_Items from an interface collection_.
◇ ◇ ◇
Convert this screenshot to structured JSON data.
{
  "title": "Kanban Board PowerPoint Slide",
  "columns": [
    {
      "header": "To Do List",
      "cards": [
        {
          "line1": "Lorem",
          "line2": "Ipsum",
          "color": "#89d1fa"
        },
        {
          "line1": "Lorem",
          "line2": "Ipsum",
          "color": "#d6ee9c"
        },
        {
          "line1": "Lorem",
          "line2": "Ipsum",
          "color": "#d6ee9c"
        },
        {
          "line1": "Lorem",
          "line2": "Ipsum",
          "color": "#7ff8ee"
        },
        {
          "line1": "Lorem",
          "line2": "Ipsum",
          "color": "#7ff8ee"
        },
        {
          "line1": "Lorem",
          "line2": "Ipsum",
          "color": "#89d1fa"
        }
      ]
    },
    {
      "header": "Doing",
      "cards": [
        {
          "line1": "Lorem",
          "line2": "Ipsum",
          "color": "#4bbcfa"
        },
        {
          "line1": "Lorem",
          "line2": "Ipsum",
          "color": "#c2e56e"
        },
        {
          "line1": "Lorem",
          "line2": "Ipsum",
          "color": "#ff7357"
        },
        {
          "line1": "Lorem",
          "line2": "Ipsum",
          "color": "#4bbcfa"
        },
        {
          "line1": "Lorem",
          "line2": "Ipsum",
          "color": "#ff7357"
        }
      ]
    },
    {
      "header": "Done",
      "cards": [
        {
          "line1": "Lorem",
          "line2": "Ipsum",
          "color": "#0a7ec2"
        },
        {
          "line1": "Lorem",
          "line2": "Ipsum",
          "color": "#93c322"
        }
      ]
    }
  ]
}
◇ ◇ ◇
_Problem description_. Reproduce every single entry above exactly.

_Your solution_.
Convert this screenshot to structured JSON data.
{
  "title": "Kanban Board PowerPoint Slide",
  "columns": [
    {
      "header": "To Do List",
      "cards": [
        {
          "line1": "Lorem",
          "line2": "Ipsum",
          "color": "#89d1fa"
        },
        {
          "line1": "Lorem",
          "line2": "Ipsum",
          "color": "#d6ee9c"
        },
        {
          "line1": "Lorem",
          "line2": "Ipsum",
          "color": "#d6ee9c"
        },
        {
          "line1": "Lorem",
          "line2": "Ipsum",
          "color": "#7ff8ee"
        },
        {
          "line1": "Lorem",
          "line2": "Ipsum",
          "color": "#7ff8ee"
        },
        {
          "line1": "Lorem",
          "line2": "Ipsum",
          "color": "#89d1fa"
        }
      ]
    },
    {
      "header": "Doing",
      "cards": [
        {
          "line1": "Lorem",
          "line2": "Ipsum",
          "color": "#4bbcfa"
        },
        {
          "line1": "Lorem",
          "line2": "Ipsum",
          "color": "#c2e56e"
        },
        {
          "line1": "Lorem",
          "line2": "Ipsum",
          "color": "#ff7357"
        },
        {
          "line1": "Lorem",
          "line2": "Ipsum",
          "color": "#4bbcfa"
        },
        {
          "line1": "Lorem",
          "line2": "Ipsum",
          "color": "#ff7357"
        }
      ]
    },
    {
      "header": "Done",
      "cards": [
        {
          "line1": "Lorem",
          "line2": "Ipsum",
          "color": "#0a7ec2"
        },
        {
          "line1": "Lorem",
          "line2": "Ipsum",
          "color": "#93c322"
        }
      ]
    }
  ]
}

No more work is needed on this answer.